The Classroom Contract

I love developing the rules together through a classroom contract that every student gets a copy of. After reading, discuss the main four rules and have students draw a picture and write their understanding of that rule in their student workbook also provided in this packet. Once finished students may keep them somewhere visible in the room or take home. Also, laminate and hang the classroom rule posters somewhere in the classroom where students can be reminded of the rules they created together as a classroom community.

Interested in a BUNDLE of all of my favorite, and most popular, behavior management tools?

NEW! Hopes and Dreams Pennant!

Something new that hit the shop in 2020 are these Bitmoji Pennants for student hopes and dreams. I love beginning the year with a discussion on what students hope to accomplish that year. It's a conversation that lends itself to goal setting and reminders throughout the year of what efforts students to make in order for their hopes and dreams to come true.
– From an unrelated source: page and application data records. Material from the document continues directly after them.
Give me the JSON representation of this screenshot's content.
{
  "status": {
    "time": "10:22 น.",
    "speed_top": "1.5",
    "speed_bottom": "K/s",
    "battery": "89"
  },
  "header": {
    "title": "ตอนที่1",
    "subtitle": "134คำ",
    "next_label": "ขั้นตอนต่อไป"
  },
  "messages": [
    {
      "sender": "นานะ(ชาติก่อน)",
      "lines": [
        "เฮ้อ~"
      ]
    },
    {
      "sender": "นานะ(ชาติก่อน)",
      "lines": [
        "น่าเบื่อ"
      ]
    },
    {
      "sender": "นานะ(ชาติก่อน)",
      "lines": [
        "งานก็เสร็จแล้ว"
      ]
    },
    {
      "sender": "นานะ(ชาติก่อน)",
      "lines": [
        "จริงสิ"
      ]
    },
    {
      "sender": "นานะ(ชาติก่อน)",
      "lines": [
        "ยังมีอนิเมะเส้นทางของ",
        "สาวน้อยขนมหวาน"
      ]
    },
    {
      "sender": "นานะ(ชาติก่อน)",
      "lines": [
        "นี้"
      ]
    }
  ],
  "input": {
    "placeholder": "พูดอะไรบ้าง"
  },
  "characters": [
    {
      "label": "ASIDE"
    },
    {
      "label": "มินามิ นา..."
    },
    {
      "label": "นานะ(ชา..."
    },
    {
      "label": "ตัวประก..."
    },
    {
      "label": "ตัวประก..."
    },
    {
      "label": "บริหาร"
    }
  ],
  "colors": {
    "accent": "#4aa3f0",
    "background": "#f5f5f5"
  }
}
Head on over to check it out for yourself! I can't wait to add this to my lesson tool belt once we get back to the classroom next year!

How do you begin the school year and establishing those classroom rules and routines?

July 7, 2015

Thinking About Behavior Management

Establishing a good behavior management plan is vital to a successful year regardless of how long you’ve been teaching. It’s taken me a few years to figure out what works best for me and I'm always having to keep in mind that this plan may change from year to year based on the kiddos I receive. 

One aspect to my plan that never changes and works with almost every child is a Think Sheet. A think sheet is a simple form that students fill out that describe, in their words, what happened and explain how they’ll change their behavior next time. It gives them responsibility over their words or actions, forces them to be accountable for their behavior, and cuts down on time taken away from teachers during the day. Also, it’s a super easy way to keep parents in the loop as to what’s happened at school and how it was handled.

Because how many times have parents asked their child about ‘what happened’ and they’re response every time is: ‘I don’t know.' No longer with these Think Sheets!

One of my most popular product since the beginning of this blog has been my Behavior Management: Think Sheets. I was inspired a number of years ago when I was teaching at a before and after school program out of my church who used a similar method. This think sheet process works for many reasons:
  1. gives the child time to calm down and reflect on their behavior
  2. the teacher facilitates the discussion and help bring the child to understanding why their behavior was wrong
  3. places responsibility and accountability back on the child by having them think and write out exactly what happened and caused the behavior
  4. note is signed by the teacher, student, AND parent....then returned to school to be kept on file by the teacher

These forms have been extremely helpful in my classroom and I’ve found that parents love them too! It’s the perfect tool for students to talk about their feelings and subsequent actions because it’s written by them and checked by the teacher before going home. Parents are able to see how the child reflects on their behavior and notice if they understand what they did was wrong or not, a common problem with just a talking-to. It’s amazing to see the difference when students actually understand and can communicate what they did and how to improve next time. Most importantly, students learn that mistakes are made but that one can learn from them and always be given a second, third, fourth....chance.

This bundle differs from my previous Think Sheet because it includes forms that are appropriate for K-6th grade! It’s perfect for those teachers switching grades or for differentiation within your own classroom. We all know children mature at different ages and grades and their Think Sheets should reflect this, even with discipline.